Legal rights for apes? Actually, that’s only the beginning. In the book The Great Ape Project that Peter Singer edited with philosopher Paola Cavalieri, the authors address the division placed between humans and great apes, and discuss the ramifications of conferring personhood onto great apes.
That’s right: personhood.
The concern that apes are persons has found quite a resonance throughout the worldwide community, as evidence by The Great Ape Personhood Movement which exists, according to Wikipedia, in order “to create legal recognition of bonobos, common chimpanzees, gorillas, and orangutans (the non-human great apes) as bona fide persons.”
The project describes itself as wanting to create a “moral community of equals” among human beings, gorillas, chimpanzees, orangutans, and bonoboos, and in their mission statement they condemn the use of these animals in circuses as “a kind of slavery.”
Now don’t get me wrong. I am passionately against cruelty to animals apart from in cases where such cruelty has the potential to save human lives (as is the case with some industrial experimentation concerning the effects of certain products). In fact, I would argue that my theistic worldview gives me more grounds for asserting the necessity of being kind to animals than the materialist worldview of someone like Singer. But that is a different subject. What interests me right now is the idea that anything less than conferring personhood on apes is a form of ‘speciesism’ and animal abuse.
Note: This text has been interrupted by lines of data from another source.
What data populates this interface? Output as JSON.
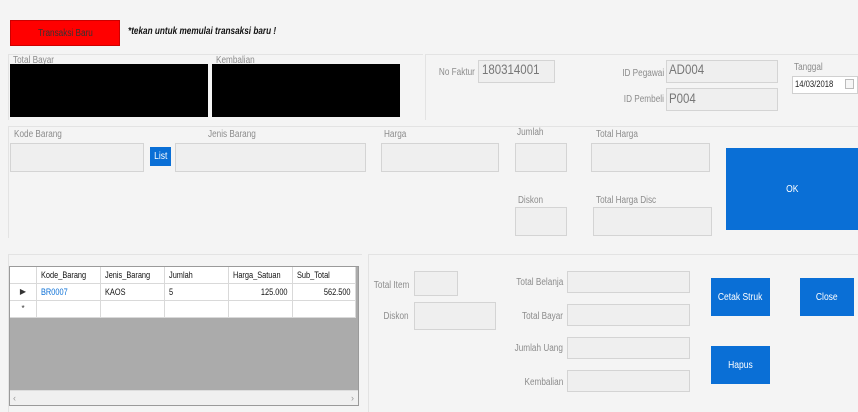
{
  "header": {
    "new_transaction_button": "Transaksi Baru",
    "hint": "*tekan untuk memulai transaksi baru !"
  },
  "summary": {
    "total_bayar_label": "Total Bayar",
    "kembalian_label": "Kembalian"
  },
  "invoice": {
    "no_faktur_label": "No Faktur",
    "no_faktur_value": "180314001",
    "id_pegawai_label": "ID Pegawai",
    "id_pegawai_value": "AD004",
    "id_pembeli_label": "ID Pembeli",
    "id_pembeli_value": "P004",
    "tanggal_label": "Tanggal",
    "tanggal_value": "14/03/2018"
  },
  "item_entry": {
    "kode_barang_label": "Kode Barang",
    "list_button": "List",
    "jenis_barang_label": "Jenis Barang",
    "harga_label": "Harga",
    "jumlah_label": "Jumlah",
    "total_harga_label": "Total Harga",
    "diskon_label": "Diskon",
    "total_harga_disc_label": "Total Harga Disc",
    "ok_button": "OK"
  },
  "grid": {
    "columns": [
      "Kode_Barang",
      "Jenis_Barang",
      "Jumlah",
      "Harga_Satuan",
      "Sub_Total"
    ],
    "rows": [
      [
        "BR0007",
        "KAOS",
        "5",
        "125.000",
        "562.500"
      ]
    ],
    "current_row_marker": "▶",
    "new_row_marker": "*"
  },
  "totals": {
    "total_item_label": "Total Item",
    "diskon_label": "Diskon",
    "total_belanja_label": "Total Belanja",
    "total_bayar_label": "Total Bayar",
    "jumlah_uang_label": "Jumlah Uang",
    "kembalian_label": "Kembalian"
  },
  "actions": {
    "cetak_struk_button": "Cetak Struk",
    "close_button": "Close",
    "hapus_button": "Hapus"
  },
  "colors": {
    "accent_blue": "#0a6fd6",
    "new_button_red": "#ff0000"
  }
}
This isn’t just a bunch of wacky nut cases from Yale and eco-nuts from California who are calling for this ‘moral community of equals’ between humans and gorillas. In 2007 the Parliament of a Spanish province passed legislation granting personhood to great apes. Thomas Rose’s CBS News report about the legislation defended the practice with a curious bit of logic that, quite frankly, is difficult to answer:
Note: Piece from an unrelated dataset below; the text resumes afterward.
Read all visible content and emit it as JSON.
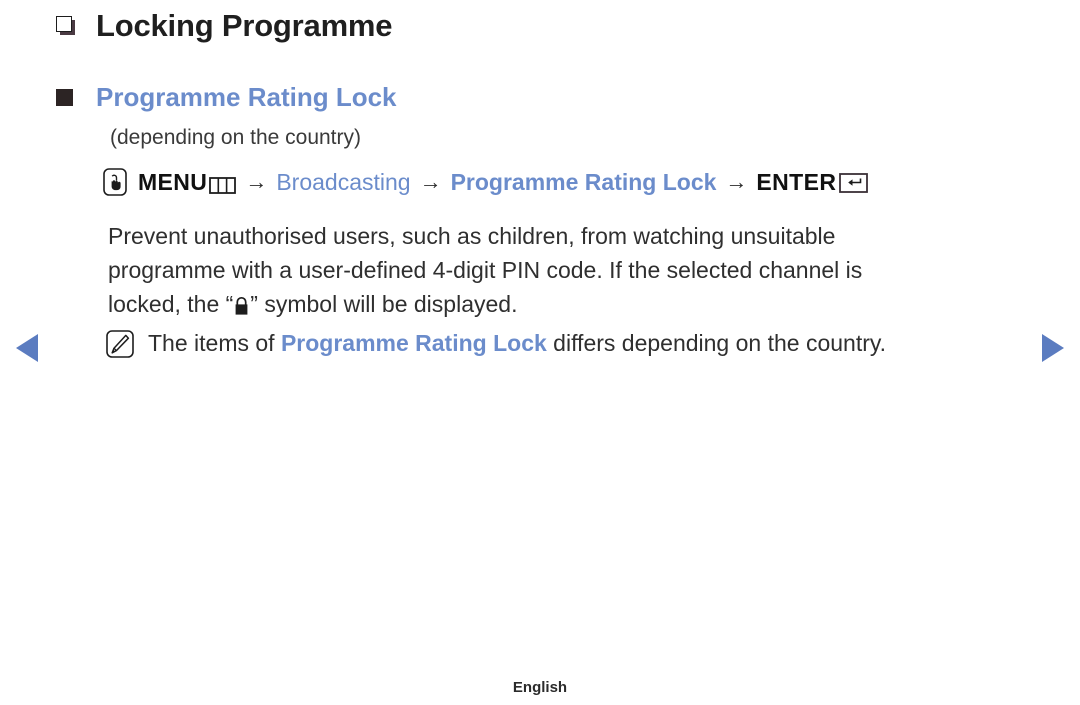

Consider that under most international law corporations are recognized as legal persons and are granted many of the same rights humans enjoy, the right to sue, to vote and to freedom of speech.
What enables an inanimate object like a corporation to enjoy personhood is a nicety called a legal fiction.
A legal fiction is something assumed in law to be fact, irrespective of the truth or accuracy of that assumption. Corporate personhood is recognized the world over, so why not ape personhood?
More than 2,000 years after Aristotle declared that Mother Nature had made all animals for the sake of humankind, that assumption might soon be stood on its head.
I’m not sure of the tenuous link from corporate personhood to ape personhood, but it’s hard to deny that this logic is intriguing. But what interests me (and what II may one sometime write about in an article for Salvo magazine) is what this reveals to us about ourselves and how it relates to human exceptionalism. If I ever do write an article for the magazine about this, I will dwell on the utter inconsistency of a someone like Professor Singer who can think that infanticide is sometimes justified yet whose Project condemns using apes in circuses. For the time being, however, the basic problem has been summed up very succinctly on the mission statement for the Great Ape Project. I quote word for word: “To sum it up, they are just like us.”